Can you live with diabetes without medication?

Some people can control and manage type 2 diabetes without medicine, but many others will need diabetes medications along with lifestyle changes. If you are newly diagnosed with type 2 diabetes, your provider may first recommend that you manage your diabetes using lifestyle changes only.

  • Controlling type 2 diabetes without medication means keeping track of your blood sugar, blood pressure and cholesterol under the supervision of your diabetes care provider.
  • You will also need to follow a diabetes meal plan, get to and maintain a healthy weight, and make physical activity part of your daily routine.

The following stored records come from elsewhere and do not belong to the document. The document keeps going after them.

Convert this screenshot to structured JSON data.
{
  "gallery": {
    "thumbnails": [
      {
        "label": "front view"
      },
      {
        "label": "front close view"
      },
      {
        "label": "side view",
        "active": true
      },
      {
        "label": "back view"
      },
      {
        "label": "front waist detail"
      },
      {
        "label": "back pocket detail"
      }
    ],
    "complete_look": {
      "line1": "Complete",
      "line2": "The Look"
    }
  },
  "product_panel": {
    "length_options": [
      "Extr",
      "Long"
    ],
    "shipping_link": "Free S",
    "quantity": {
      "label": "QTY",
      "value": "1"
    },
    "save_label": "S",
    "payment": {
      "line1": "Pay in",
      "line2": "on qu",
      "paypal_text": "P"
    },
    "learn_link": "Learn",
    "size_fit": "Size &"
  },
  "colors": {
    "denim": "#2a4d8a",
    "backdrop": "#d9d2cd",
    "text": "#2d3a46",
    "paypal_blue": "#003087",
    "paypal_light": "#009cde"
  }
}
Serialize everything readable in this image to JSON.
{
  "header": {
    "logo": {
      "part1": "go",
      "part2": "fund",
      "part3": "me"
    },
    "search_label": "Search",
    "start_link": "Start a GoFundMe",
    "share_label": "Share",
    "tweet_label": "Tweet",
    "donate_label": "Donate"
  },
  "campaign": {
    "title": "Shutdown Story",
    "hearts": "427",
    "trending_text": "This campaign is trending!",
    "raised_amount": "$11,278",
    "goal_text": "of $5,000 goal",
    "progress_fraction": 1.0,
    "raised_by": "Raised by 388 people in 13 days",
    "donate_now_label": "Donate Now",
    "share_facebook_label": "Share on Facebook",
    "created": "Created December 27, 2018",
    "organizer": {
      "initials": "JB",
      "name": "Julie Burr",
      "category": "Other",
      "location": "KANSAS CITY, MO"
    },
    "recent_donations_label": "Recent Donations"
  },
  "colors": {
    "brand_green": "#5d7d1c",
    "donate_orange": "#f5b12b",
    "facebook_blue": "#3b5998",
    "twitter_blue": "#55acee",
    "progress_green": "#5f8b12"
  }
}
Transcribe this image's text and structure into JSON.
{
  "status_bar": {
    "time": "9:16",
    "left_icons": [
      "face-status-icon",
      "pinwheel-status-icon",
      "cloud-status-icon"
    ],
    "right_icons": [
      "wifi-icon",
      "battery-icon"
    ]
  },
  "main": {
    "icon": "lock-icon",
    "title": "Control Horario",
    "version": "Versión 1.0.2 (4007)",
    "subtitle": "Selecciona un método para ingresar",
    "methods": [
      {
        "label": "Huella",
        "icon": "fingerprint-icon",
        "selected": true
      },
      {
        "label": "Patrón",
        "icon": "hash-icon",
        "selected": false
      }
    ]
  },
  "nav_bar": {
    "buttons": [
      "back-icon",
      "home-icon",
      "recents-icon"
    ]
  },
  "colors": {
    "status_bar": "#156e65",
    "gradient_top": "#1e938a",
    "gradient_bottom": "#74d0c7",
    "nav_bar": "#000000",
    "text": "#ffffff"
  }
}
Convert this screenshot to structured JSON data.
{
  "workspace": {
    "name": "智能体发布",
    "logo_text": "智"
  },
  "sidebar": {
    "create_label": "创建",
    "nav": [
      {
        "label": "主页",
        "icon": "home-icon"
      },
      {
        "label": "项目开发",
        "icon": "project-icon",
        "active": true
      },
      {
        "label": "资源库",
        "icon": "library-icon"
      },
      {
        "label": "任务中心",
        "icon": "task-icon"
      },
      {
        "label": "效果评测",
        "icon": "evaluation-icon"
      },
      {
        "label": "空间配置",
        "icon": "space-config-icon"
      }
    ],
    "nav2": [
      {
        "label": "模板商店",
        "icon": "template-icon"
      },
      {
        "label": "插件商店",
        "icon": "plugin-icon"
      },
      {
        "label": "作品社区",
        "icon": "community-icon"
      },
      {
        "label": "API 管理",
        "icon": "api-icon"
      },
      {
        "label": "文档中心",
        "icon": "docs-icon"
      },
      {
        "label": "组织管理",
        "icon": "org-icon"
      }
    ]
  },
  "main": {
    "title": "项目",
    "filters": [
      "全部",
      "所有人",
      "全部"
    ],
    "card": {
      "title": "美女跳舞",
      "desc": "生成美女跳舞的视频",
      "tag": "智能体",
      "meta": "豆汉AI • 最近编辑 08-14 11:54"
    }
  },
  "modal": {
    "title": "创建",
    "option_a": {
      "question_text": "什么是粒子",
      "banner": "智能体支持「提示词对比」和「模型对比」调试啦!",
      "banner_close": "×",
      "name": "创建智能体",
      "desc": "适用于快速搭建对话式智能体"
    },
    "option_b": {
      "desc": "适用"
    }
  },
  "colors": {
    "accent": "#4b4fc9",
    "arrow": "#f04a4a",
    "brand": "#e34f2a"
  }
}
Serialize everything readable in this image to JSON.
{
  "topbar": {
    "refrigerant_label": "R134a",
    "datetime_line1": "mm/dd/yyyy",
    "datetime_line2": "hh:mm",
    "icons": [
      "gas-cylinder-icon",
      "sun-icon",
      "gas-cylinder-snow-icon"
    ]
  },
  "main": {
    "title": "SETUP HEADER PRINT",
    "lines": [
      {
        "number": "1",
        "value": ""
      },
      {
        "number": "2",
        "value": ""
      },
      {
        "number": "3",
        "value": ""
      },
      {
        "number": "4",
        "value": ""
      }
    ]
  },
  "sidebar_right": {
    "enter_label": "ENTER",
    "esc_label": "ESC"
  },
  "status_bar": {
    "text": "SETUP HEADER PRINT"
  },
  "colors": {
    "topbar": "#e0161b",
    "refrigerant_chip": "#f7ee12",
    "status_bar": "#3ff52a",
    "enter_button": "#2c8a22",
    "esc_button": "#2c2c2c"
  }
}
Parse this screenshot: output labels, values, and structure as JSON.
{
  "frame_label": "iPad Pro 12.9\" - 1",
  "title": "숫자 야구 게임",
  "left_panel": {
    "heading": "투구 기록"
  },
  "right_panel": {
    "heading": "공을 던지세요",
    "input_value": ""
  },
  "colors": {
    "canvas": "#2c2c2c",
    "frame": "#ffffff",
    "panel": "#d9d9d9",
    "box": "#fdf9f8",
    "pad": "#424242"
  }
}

Keeping your A1C, blood pressure and cholesterol in check may help you avoid the long-term complications of type 2 diabetes, which is what treatment is all about. These complications include:

  • Heart disease
  • Stroke
  • Nerve damage
  • Loss of vision
  • Kidney failure

The National Institute of Diabetes and Digestive and Kidney Diseases (NIDDK) outlines several ways you can manage and monitor diabetes:

Can you live with diabetes for years and not know?

Symptoms – Signs and symptoms of type 2 diabetes often develop slowly. In fact, you can be living with type 2 diabetes for years and not know it. When signs and symptoms are present, they may include:

Increased thirst Frequent urination Increased hunger Unintended weight loss Fatigue Blurred vision Slow-healing sores Frequent infections Numbness or tingling in the hands or feet Areas of darkened skin, usually in the armpits and neck